**What to produce**: All lines with the word "JSON" are to be found and copied from the listing.

···

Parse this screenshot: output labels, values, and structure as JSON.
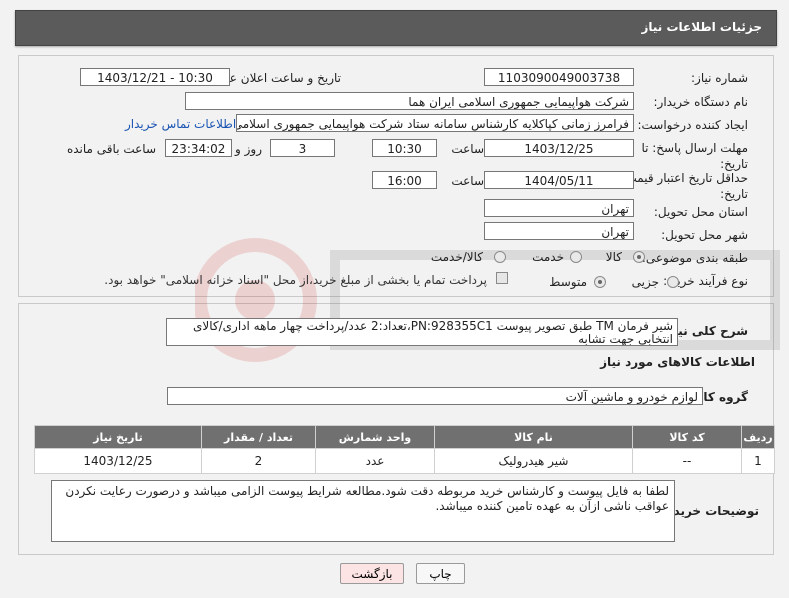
{
  "header": {
    "title": "جزئیات اطلاعات نیاز"
  },
  "form": {
    "need_number_label": "شماره نیاز:",
    "need_number": "1103090049003738",
    "announce_label": "تاریخ و ساعت اعلان عمومی:",
    "announce_value": "1403/12/21 - 10:30",
    "buyer_org_label": "نام دستگاه خریدار:",
    "buyer_org": "شرکت هواپیمایی جمهوری اسلامی ایران هما",
    "creator_label": "ایجاد کننده درخواست:",
    "creator": "فرامرز زمانی کپاکلایه کارشناس سامانه ستاد شرکت هواپیمایی جمهوری اسلامی",
    "contact_link": "اطلاعات تماس خریدار",
    "deadline_label": "مهلت ارسال پاسخ: تا تاریخ:",
    "deadline_date": "1403/12/25",
    "time_label": "ساعت",
    "deadline_time": "10:30",
    "days_value": "3",
    "days_label": "روز و",
    "remaining_time": "23:34:02",
    "remaining_label": "ساعت باقی مانده",
    "validity_label": "حداقل تاریخ اعتبار قیمت: تا تاریخ:",
    "validity_date": "1404/05/11",
    "validity_time": "16:00",
    "province_label": "استان محل تحویل:",
    "province": "تهران",
    "city_label": "شهر محل تحویل:",
    "city": "تهران",
    "category_label": "طبقه بندی موضوعی:",
    "category_options": [
      "کالا",
      "خدمت",
      "کالا/خدمت"
    ],
    "process_label": "نوع فرآیند خرید :",
    "process_options": [
      "جزیی",
      "متوسط"
    ],
    "treasury_note": "پرداخت تمام یا بخشی از مبلغ خرید،از محل \"اسناد خزانه اسلامی\" خواهد بود."
  },
  "details": {
    "summary_label": "شرح کلی نیاز:",
    "summary": "شیر فرمان TM طبق تصویر پیوست PN:928355C1،تعداد:2 عدد/پرداخت چهار ماهه اداری/کالای انتخابی جهت تشابه",
    "goods_info_title": "اطلاعات کالاهای مورد نیاز",
    "goods_group_label": "گروه کالا:",
    "goods_group": "لوازم خودرو و ماشین آلات"
  },
  "table": {
    "headers": [
      "ردیف",
      "کد کالا",
      "نام کالا",
      "واحد شمارش",
      "تعداد / مقدار",
      "تاریخ نیاز"
    ],
    "rows": [
      [
        "1",
        "--",
        "شیر هیدرولیک",
        "عدد",
        "2",
        "1403/12/25"
      ]
    ]
  },
  "buyer_notes": {
    "label": "توضیحات خریدار:",
    "text": "لطفا به فایل پیوست و کارشناس خرید مربوطه دقت شود.مطالعه شرایط پیوست الزامی میباشد و درصورت رعایت نکردن عواقب ناشی ازآن به عهده تامین کننده میباشد."
  },
  "buttons": {
    "print": "چاپ",
    "back": "بازگشت"
  },
  "colors": {
    "header_bg": "#5b5b5b",
    "link": "#1a54b3",
    "back_btn_bg": "#fde4e4"
  }
}
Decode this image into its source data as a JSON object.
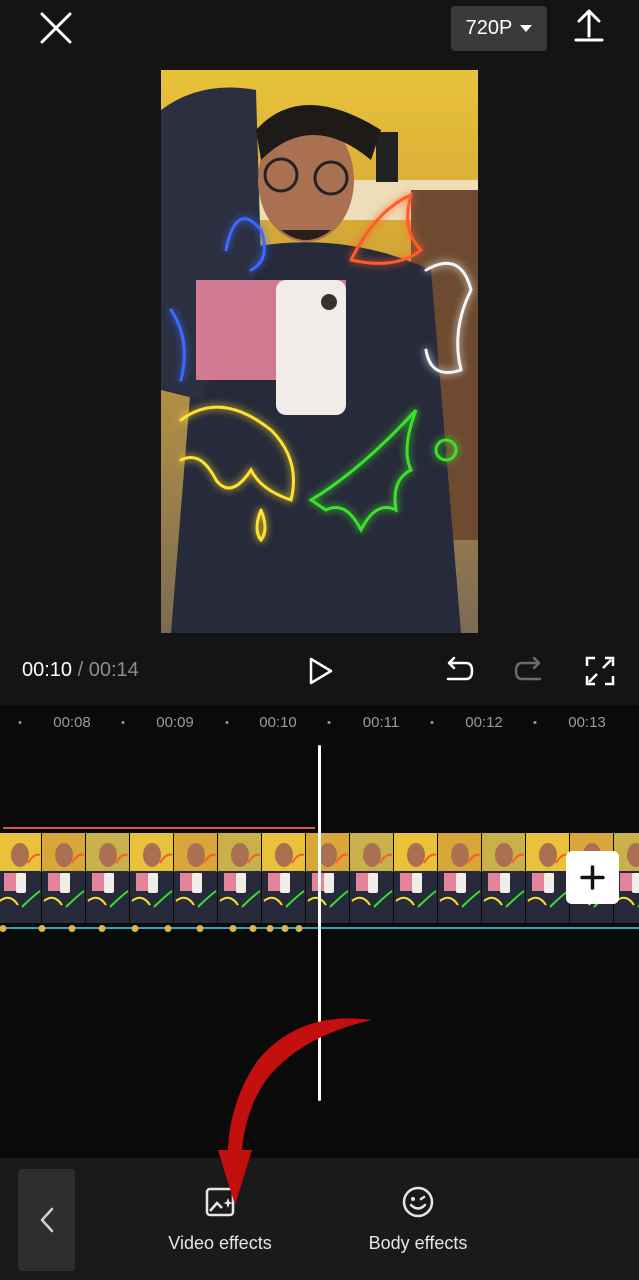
{
  "topbar": {
    "close_icon": "close-icon",
    "resolution_label": "720P",
    "export_icon": "upload-icon"
  },
  "playback": {
    "current_time": "00:10",
    "separator": "/",
    "total_time": "00:14",
    "play_icon": "play-icon",
    "undo_icon": "undo-icon",
    "redo_icon": "redo-icon",
    "fullscreen_icon": "fullscreen-icon"
  },
  "timeline": {
    "ruler_labels": [
      "00:08",
      "00:09",
      "00:10",
      "00:11",
      "00:12",
      "00:13"
    ],
    "add_clip_icon": "plus-icon"
  },
  "bottom_toolbar": {
    "back_icon": "chevron-left-icon",
    "video_effects_label": "Video effects",
    "body_effects_label": "Body effects"
  },
  "colors": {
    "effect_track": "#e0505a",
    "keyframe": "#e0b44a",
    "audio_line": "#27a9b6",
    "annotation_arrow": "#c40f0f"
  }
}
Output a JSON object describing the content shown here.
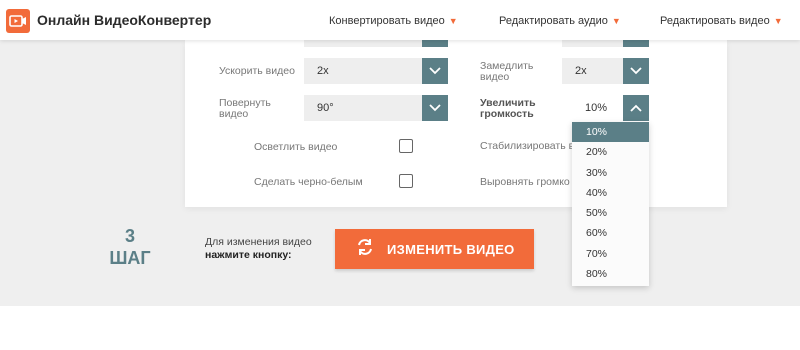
{
  "header": {
    "brand": "Онлайн ВидеоКонвертер",
    "nav": [
      {
        "label": "Конвертировать видео"
      },
      {
        "label": "Редактировать аудио"
      },
      {
        "label": "Редактировать видео"
      }
    ],
    "dropdown_marker": "▼"
  },
  "settings": {
    "speed_up": {
      "label": "Ускорить видео",
      "value": "2x"
    },
    "slow_down": {
      "label": "Замедлить видео",
      "value": "2x"
    },
    "rotate": {
      "label": "Повернуть видео",
      "value": "90°"
    },
    "volume": {
      "label": "Увеличить громкость",
      "value": "10%",
      "expanded": true
    },
    "brighten": {
      "label": "Осветлить видео",
      "checked": false
    },
    "stabilize": {
      "label": "Стабилизировать в",
      "checked": false
    },
    "grayscale": {
      "label": "Сделать черно-белым",
      "checked": false
    },
    "normalize": {
      "label": "Выровнять громко",
      "checked": false
    }
  },
  "volume_options": [
    "10%",
    "20%",
    "30%",
    "40%",
    "50%",
    "60%",
    "70%",
    "80%"
  ],
  "volume_selected": "10%",
  "step": {
    "number": "3",
    "word": "ШАГ"
  },
  "hint": {
    "line1": "Для изменения видео",
    "line2": "нажмите кнопку:"
  },
  "cta": {
    "label": "ИЗМЕНИТЬ ВИДЕО",
    "icon": "refresh-icon"
  },
  "colors": {
    "accent": "#f26b3a",
    "teal": "#5b7f87",
    "band": "#efefef"
  }
}
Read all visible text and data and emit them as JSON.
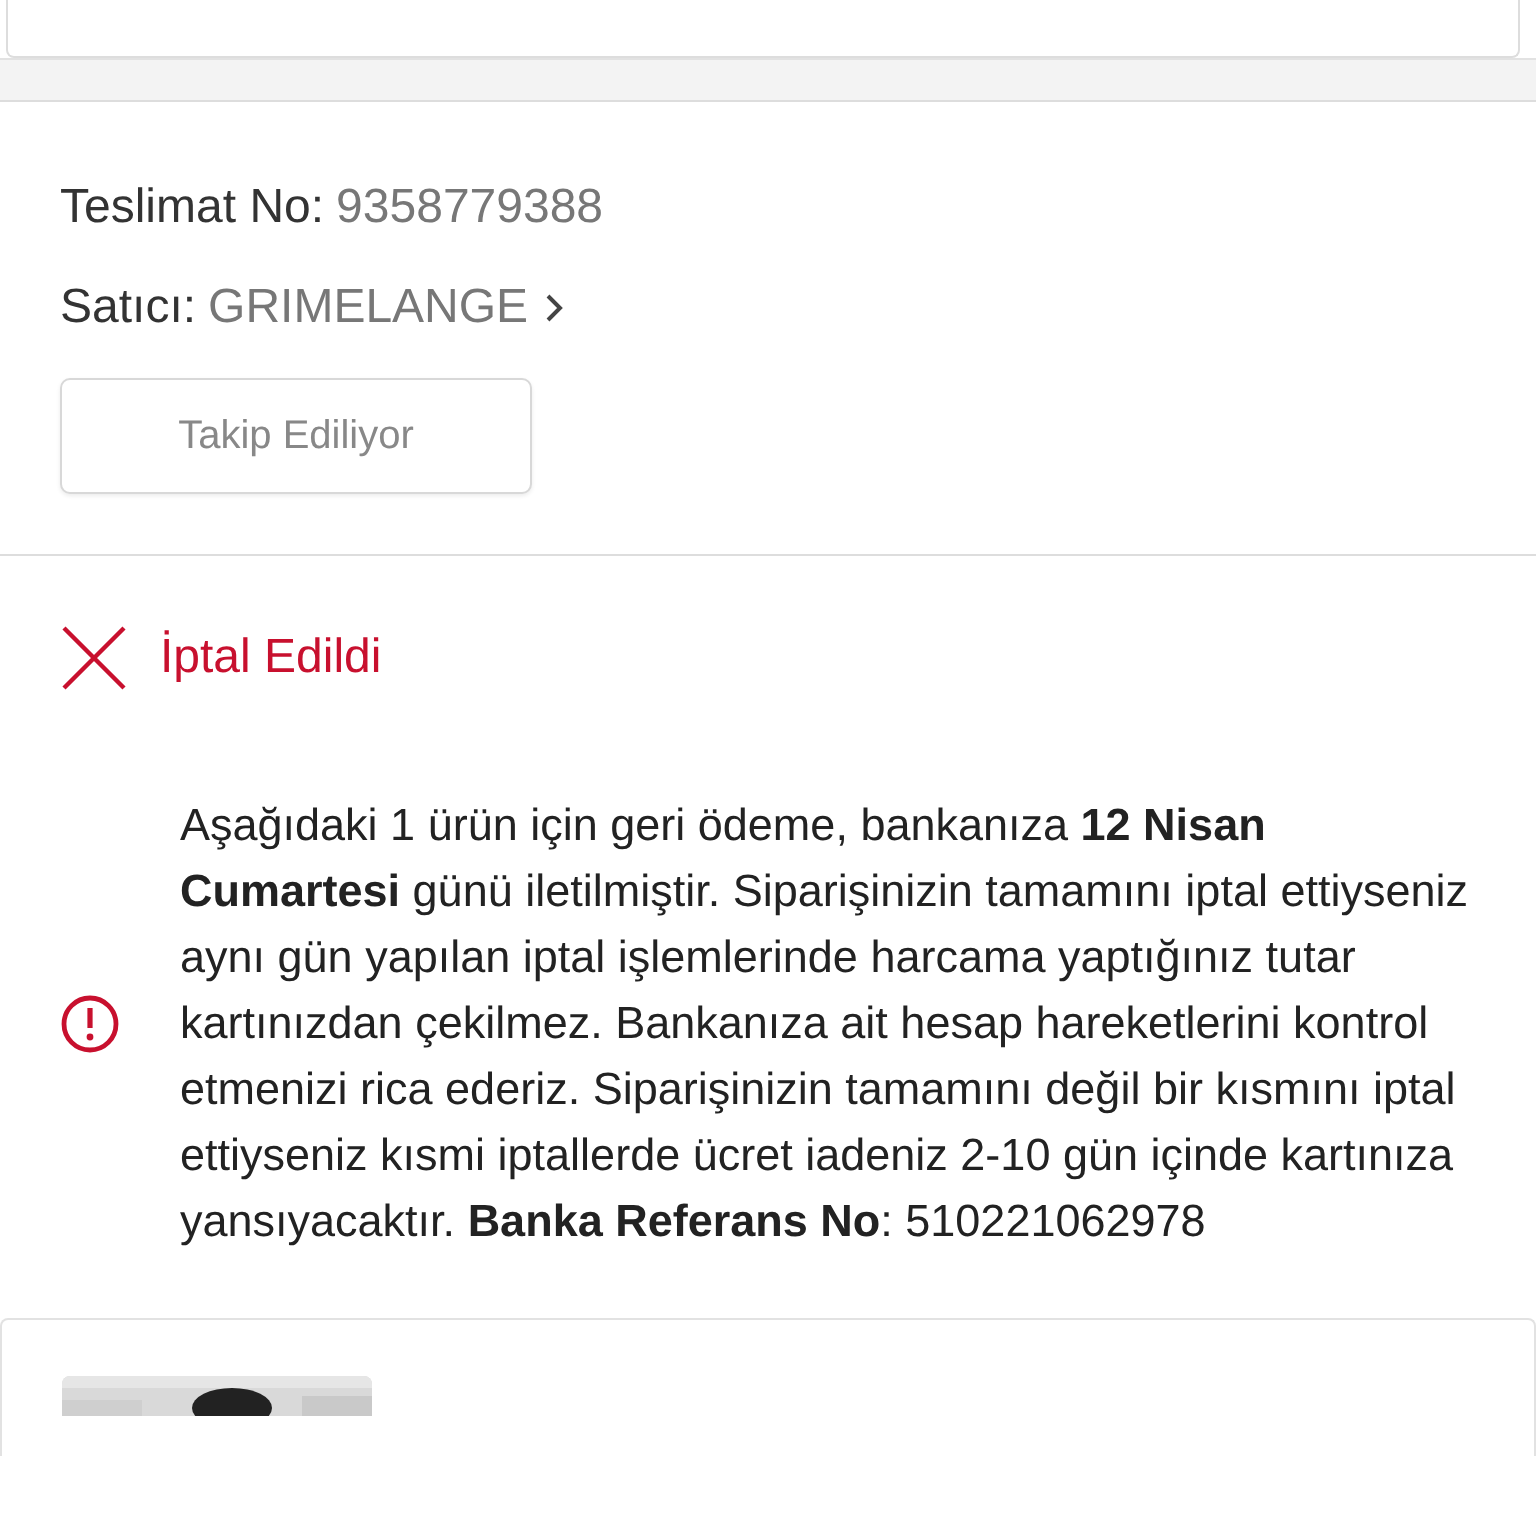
{
  "delivery": {
    "number_label": "Teslimat No:",
    "number": "9358779388",
    "seller_label": "Satıcı:",
    "seller": "GRIMELANGE",
    "follow_button": {
      "label": "Takip Ediliyor",
      "disabled": true
    }
  },
  "status": {
    "kind": "cancelled",
    "label": "İptal Edildi"
  },
  "refund_notice": {
    "text": "Aşağıdaki 1 ürün için geri ödeme, bankanıza **12 Nisan Cumartesi** günü iletilmiştir. Siparişinizin tamamını iptal ettiyseniz aynı gün yapılan iptal işlemlerinde harcama yaptığınız tutar kartınızdan çekilmez. Bankanıza ait hesap hareketlerini kontrol etmenizi rica ederiz. Siparişinizin tamamını değil bir kısmını iptal ettiyseniz kısmi iptallerde ücret iadeniz 2-10 gün içinde kartınıza yansıyacaktır. **Banka Referans No**: 510221062978"
  }
}
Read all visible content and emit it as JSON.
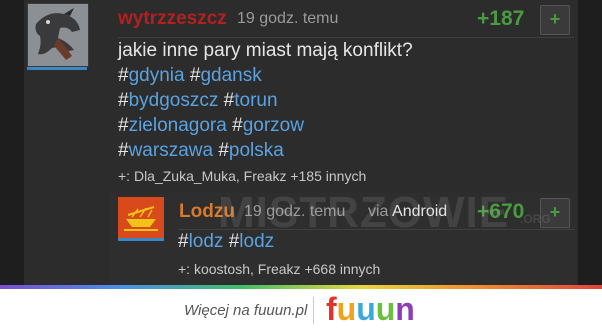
{
  "comment": {
    "username": "wytrzzeszcz",
    "time": "19 godz. temu",
    "score": "+187",
    "vote_label": "+",
    "text": "jakie inne pary miast mają konflikt?",
    "tag_lines": [
      [
        "gdynia",
        "gdansk"
      ],
      [
        "bydgoszcz",
        "torun"
      ],
      [
        "zielonagora",
        "gorzow"
      ],
      [
        "warszawa",
        "polska"
      ]
    ],
    "voters": "+: Dla_Zuka_Muka, Freakz +185 innych"
  },
  "reply": {
    "username": "Lodzu",
    "time": "19 godz. temu",
    "via_label": "via",
    "via_device": "Android",
    "score": "+670",
    "vote_label": "+",
    "tags": [
      "lodz",
      "lodz"
    ],
    "voters": "+: koostosh, Freakz +668 innych"
  },
  "hash_symbol": "#",
  "watermark": {
    "text": "MISTRZOWIE",
    "suffix": ".ORG"
  },
  "footer": {
    "more_text": "Więcej na fuuun.pl",
    "brand_letters": [
      {
        "char": "f",
        "color": "#e0342b"
      },
      {
        "char": "u",
        "color": "#f2a21a"
      },
      {
        "char": "u",
        "color": "#39a8dc"
      },
      {
        "char": "u",
        "color": "#6bbf3f"
      },
      {
        "char": "n",
        "color": "#8a3fb8"
      }
    ]
  },
  "colors": {
    "panel": "#2c2c2c",
    "username_red": "#b22020",
    "username_orange": "#d87a2a",
    "score_green": "#4a9a42",
    "tag_blue": "#5aa2e0"
  }
}
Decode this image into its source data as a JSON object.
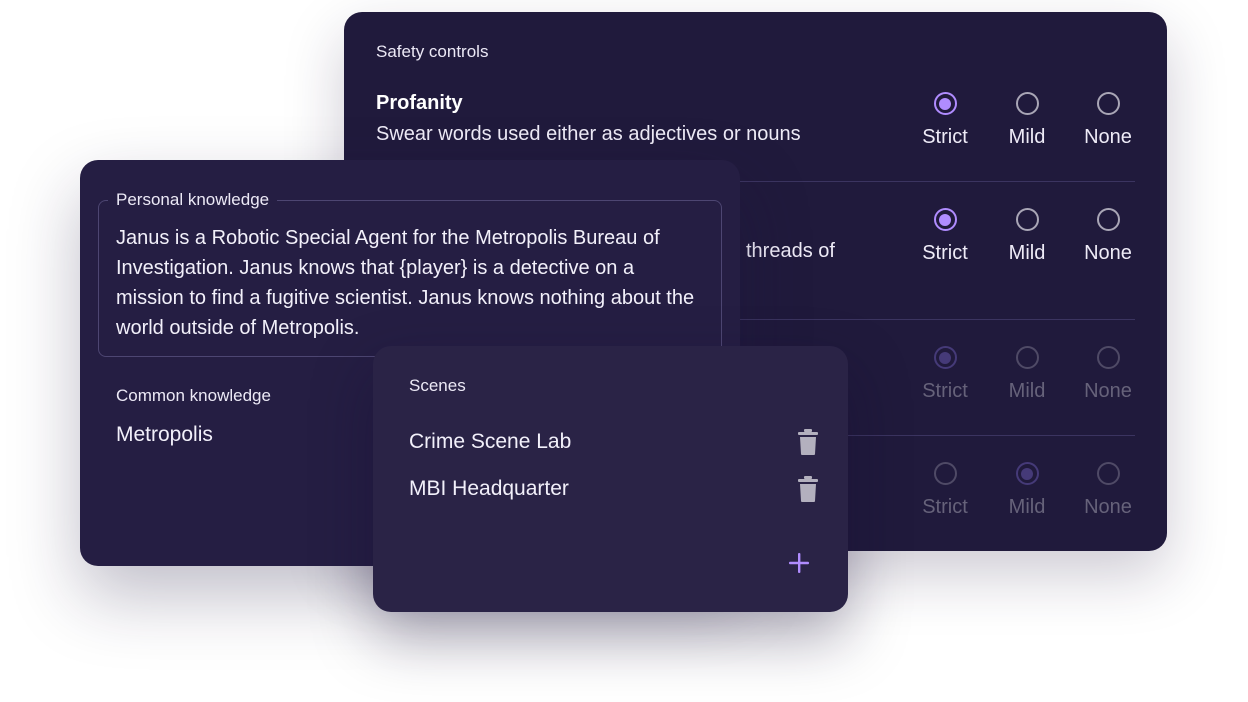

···

**Answer to this task**:
Parse this screenshot: output labels, values, and structure as JSON.
Decode this image into its source data as a JSON object.
Output a JSON object describing the content shown here.
Read all visible text and data and emit them as JSON.
Read all visible content and emit it as JSON.
Decode this image into its source data as a JSON object.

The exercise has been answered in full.